In a statement, Rappler said a pattern of harassment against the organization started in January 2018, when the Securities and Exchange Commission (SEC) issued an order revoking its license, and has not stopped.
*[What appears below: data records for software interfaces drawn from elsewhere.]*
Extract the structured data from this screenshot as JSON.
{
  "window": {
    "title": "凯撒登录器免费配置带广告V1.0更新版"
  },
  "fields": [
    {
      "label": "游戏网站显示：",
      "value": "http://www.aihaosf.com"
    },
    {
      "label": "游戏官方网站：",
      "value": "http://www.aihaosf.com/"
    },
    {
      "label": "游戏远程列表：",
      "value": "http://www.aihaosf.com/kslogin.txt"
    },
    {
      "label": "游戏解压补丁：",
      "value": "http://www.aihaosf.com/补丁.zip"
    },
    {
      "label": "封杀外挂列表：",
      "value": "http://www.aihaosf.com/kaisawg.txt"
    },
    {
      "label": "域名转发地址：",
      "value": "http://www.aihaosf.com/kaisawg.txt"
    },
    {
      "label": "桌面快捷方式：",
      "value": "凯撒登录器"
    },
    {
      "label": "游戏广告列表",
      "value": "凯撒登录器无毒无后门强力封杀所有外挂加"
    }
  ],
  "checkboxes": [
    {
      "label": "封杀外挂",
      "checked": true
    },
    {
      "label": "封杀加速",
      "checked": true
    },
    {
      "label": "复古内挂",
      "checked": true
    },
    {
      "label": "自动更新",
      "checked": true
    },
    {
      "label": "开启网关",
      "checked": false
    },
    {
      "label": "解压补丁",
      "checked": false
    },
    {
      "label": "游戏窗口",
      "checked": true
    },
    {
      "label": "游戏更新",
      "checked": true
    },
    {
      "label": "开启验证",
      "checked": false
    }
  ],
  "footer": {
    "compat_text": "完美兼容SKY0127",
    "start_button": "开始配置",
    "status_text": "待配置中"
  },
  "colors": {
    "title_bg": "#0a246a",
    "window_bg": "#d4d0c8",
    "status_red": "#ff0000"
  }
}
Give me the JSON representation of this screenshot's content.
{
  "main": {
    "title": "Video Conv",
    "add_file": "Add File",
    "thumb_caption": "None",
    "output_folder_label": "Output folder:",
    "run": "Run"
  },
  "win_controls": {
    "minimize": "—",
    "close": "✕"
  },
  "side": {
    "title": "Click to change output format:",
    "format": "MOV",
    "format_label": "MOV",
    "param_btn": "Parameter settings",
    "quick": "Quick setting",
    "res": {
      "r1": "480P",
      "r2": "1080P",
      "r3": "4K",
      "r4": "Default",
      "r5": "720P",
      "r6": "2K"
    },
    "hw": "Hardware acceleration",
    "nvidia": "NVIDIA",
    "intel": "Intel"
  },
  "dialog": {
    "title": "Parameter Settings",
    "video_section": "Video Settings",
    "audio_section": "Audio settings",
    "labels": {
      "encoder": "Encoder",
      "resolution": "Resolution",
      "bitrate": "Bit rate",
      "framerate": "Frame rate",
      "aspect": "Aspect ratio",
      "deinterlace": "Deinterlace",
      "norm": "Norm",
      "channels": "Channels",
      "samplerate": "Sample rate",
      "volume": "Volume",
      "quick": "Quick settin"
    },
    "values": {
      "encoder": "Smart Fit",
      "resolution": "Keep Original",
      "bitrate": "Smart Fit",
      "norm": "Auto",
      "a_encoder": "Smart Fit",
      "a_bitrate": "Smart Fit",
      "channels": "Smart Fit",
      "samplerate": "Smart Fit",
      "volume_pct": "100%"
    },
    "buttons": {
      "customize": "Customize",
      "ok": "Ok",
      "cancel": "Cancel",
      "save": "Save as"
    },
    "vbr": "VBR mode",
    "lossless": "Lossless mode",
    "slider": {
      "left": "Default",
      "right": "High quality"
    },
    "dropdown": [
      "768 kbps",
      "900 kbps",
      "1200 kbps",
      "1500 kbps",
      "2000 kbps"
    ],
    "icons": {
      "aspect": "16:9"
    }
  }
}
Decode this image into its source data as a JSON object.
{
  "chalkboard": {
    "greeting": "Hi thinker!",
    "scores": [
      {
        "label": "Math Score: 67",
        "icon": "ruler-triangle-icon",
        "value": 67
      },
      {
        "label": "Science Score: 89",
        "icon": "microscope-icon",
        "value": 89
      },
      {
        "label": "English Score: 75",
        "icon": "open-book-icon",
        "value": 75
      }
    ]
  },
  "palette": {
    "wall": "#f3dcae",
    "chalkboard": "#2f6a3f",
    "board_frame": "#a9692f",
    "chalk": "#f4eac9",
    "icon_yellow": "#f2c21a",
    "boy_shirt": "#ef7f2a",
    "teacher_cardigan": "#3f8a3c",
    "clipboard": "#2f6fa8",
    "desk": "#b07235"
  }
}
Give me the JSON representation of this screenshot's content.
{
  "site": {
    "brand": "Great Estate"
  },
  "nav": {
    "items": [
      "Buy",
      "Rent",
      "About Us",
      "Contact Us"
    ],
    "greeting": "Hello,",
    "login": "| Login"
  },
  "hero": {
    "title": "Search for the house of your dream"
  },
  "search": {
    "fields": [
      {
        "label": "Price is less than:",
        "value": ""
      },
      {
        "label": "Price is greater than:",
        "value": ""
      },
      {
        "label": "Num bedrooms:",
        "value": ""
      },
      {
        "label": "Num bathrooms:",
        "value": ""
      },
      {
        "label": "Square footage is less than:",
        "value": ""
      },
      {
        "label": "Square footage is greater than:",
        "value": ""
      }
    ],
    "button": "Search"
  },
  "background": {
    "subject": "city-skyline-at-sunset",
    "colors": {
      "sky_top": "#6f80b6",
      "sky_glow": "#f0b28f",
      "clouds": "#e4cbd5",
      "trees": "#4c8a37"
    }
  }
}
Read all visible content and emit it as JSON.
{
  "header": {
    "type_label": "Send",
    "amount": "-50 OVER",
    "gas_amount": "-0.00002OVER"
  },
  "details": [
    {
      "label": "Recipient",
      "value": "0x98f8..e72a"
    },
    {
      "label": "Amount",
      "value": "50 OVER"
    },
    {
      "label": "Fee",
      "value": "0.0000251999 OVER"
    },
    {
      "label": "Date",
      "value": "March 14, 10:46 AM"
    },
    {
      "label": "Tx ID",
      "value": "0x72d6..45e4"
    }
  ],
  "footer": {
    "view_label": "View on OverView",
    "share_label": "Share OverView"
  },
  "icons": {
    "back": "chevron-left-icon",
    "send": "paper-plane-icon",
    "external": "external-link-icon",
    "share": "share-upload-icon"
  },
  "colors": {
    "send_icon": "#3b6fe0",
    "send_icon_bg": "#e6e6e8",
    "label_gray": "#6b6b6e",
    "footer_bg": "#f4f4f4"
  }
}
The Court of Appeals has since ordered the SEC to reevaluate its decision.

“Now it casts a wider net to go beyond Maria Ressa and target other members of the Rappler Board,” the statement read.

Asked what she thought of her arrest at the airport, Ressa said: “It’s shocking that after a 14-hour flight — and I have committed no crime, I’m certainly not a flight risk — I’m (met) by police who will take me.”

The Philippines, she emphasized, is a democracy under a constitution, and has a bill of rights. 

Ressa said she hopes that the men and women of the judiciary will stand by the spirit of the constitution.


Afghan poll body misses announcing crucial presidential initial vote

Updated 19 October 2019

Afghan poll body misses announcing crucial presidential initial vote

  • The chief of the country’s Independent Election Commission (IEC), blamed technical reasons for missing the timetable
  • She said the results would be announced “as soon as possible”

KABUL: Afghanistan’s election commission conceded its failure to release initial presidential poll results set for Saturday and gave no new deadline for the vote which was marred by Taliban attacks and irregularities.
The presidential poll on Sept. 28 saw the lowest turnout of any elections in Afghanistan since the Taliban’s ousting.
Hawa Alam Nuristani, the chief of the country’s Independent Election Commission (IEC), blamed technical reasons, particularly slowness in entering data on to the server, for missing the timetable.
“Regrettably, the commission due to technical issues and for the sake of transparency could not announce the presidential election initial poll results,” she said in a brief announcement.
Without naming any camp, Nuristani also said: “A number of observers of election sides (camps) illegally are disrupting the process of elections.” She did not elaborate.
Nuristani said the results would be announced “as soon as possible,” while earlier in the day two IEC members said privately that the delay would take up to a week.
The delay is another blow for the vote that has been twice delayed due to the government’s mismanagement and meetings between the US and the Taliban, which eventually collapsed last month after President Donald Trump declared the talks “dead.”
It further adds to political instability in Afghanistan, which has seen decades of conflict and foreign intervention and faced ethnic divides in recent years.
Both front-runners, President Ashraf Ghani and the country’s chief executive, Dr. Abdullah Abdullah, have said that they expect to win.
The pair have been sharing power in Afghanistan as part of a US-brokered deal following the fraudulent polls of 2014.
The IEC has invalidated more than 500,000 votes because they were not conducted through biometric devices, bought for the vote from overseas to minimize the level of cheating in last month’s polls.
Officials of the commission said that nearly 1.8 million votes were considered clean and it was not clear what sort of impact the turnout would have on the legitimacy of the polls and the future government, whose main task will be to resume stalled peace talks with the Taliban.
They said that the slowness of data entry on to the server was one of the technical reasons for the delay in releasing initial poll results.
Yousuf Rashid, a senior official from an election watchdog group, described the delay as a “weakness of mismanagement,” while several lawmakers chided IEC for poor performance.
Abdul Satar Saadat, a former senior leader of an electoral body, told Arab News: “The delay showed IEC’s focus was on transparency” and that should be regarded as a sign that it took the issue of discarding fraudulent votes seriously.